Regarding standards, Mölnlycke’s Flora added, “Surgical gloves are an essential item for any OR, and thus are often a focus of cost-reduction measures. However, focusing on waste reduction, rather than price per unit cost containment can yield long-term savings. Three key areas for potential cost-in-use savings include examining glove quality, glove materials, and glove practices. Low glove quality can increase glove waste both in materials and time. Standardizing to a streamlined selection of high-quality gloves can result in total cost-in-use savings [Utilizing the Lean Process in Surgical Glove Standardization, Samuel E. Sullivan RN CNOR, Published Poster, AORN 2020]. Certain glove materials such as natural rubber latex can result in latex-related costs such as staff and patient allergies and treatment costs [Wharton, Kurt R., Thomas J., Henderson P., Phillippe, “Can converting to synthetic surgical gloves lower hospital operating room costs? OR Manager, May 2016]. Although synthetic gloves have a higher purchase price, eliminating latex can avoid costly OR teardowns due to late discovery of patient allergies. Finally, glove practices such as double-gloving can protect healthcare workers from exposure to bloodborne pathogens from needlestick injuries, each of which can cost an estimated $4,838 to treat [O’Malley EM, Scott RD 2nd, Gayle J. Dekutoski J. Foltzer M. Lundstrom TS, et al. Costs of management of occupational exposures to blood and body fluids. Infection control and hospital epidemiology 2007;28(7):774-82]. 

He continued, “A price-only-based approach to savings is too short-term to meaningfully address hospital budget challenges [C J O’Connor (2018). The Healthcare Supply Chain: Best Practices for Operating at the Intersection of Cost, Quality and Outcomes (2nd Edition). New York, NY: GNYHA Ventures, Inc]. and choosing quality will allow hospitals to reduce waste and improve OR efficiency.  Choosing the right glove vendor partner and having strong communication is vital to the success of a value-based procurement system to ensure a hospital is maximizing value and savings, while minimizing total waste.” 
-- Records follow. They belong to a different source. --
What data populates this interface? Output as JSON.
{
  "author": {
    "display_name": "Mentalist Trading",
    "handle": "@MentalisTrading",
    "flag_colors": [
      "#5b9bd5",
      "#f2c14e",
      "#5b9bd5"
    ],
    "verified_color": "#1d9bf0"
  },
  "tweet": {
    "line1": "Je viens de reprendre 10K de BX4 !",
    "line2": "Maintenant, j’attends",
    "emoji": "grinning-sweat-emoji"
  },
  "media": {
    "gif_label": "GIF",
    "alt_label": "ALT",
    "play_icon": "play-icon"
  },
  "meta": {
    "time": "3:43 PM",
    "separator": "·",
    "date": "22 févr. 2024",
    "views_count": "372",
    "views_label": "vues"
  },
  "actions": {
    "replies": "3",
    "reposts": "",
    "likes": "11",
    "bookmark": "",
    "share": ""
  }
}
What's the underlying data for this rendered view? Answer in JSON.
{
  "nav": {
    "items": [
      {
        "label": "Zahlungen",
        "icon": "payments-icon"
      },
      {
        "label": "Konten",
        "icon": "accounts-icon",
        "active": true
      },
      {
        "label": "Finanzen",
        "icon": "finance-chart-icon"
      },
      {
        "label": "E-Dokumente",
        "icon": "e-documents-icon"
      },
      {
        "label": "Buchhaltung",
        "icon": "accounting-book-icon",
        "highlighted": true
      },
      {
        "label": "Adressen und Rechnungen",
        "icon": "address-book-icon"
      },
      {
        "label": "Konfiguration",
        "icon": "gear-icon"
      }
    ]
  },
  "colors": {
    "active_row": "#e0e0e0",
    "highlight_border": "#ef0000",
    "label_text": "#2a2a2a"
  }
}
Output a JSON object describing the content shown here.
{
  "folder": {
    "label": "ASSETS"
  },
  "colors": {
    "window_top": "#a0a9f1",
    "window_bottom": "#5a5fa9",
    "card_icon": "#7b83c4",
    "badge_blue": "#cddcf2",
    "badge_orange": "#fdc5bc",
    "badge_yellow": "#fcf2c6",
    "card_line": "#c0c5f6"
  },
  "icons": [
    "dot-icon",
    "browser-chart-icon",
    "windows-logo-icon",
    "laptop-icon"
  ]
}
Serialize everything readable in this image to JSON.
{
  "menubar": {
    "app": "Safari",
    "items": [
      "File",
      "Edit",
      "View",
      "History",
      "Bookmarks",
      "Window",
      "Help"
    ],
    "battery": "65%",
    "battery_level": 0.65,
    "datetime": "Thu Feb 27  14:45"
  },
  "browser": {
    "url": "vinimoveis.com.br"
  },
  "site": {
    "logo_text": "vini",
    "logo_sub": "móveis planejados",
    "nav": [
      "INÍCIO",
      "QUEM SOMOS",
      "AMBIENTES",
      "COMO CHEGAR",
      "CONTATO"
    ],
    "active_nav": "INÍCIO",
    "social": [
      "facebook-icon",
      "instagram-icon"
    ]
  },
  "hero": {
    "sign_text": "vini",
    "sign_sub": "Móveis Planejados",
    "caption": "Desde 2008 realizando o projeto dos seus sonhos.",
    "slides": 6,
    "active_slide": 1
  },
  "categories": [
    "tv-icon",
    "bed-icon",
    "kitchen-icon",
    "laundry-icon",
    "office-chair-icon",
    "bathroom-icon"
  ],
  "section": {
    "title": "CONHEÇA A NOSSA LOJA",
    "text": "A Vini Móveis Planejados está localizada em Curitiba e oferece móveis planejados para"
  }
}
Looking forward 

It’s clear that cost is a major concern for hospitals and health systems today, yet there are those out there working to improve cost alongside healthcare worker safety, as well as waste reduction. 

A recent article from American Laundry News, said that TRSA, the association for linen, uniform, and facility services, confirmed sponsors for The Healthcare Worker Safety and Sustainability Act in New York state. The act requires a 50% threshold of reusable PPE in healthcare facilities. 

The article stated, “In the state legislature, Assembly Member Amanda Septimo (D-84th District) introduced the bill (AB 6995) and Sen. Cordell Cleare (D-30th District) initiated the Senate companion measure. The legislation amends the New York public health law to require healthcare facilities to maintain this threshold of textiles as provided by a hygienically clean laundry service provider.” 

TRSA, according to the article, has been stressing that legislation is needed to improve healthcare employee safety and reduce waste healthcare facilities are sending to landfills. 

“The linen, uniform and facility services industry made up for the shortfall of disposable healthcare items by stepping in to provide hygienically clean reusable products,” said Joseph Ricci, president and CEO of TRSA.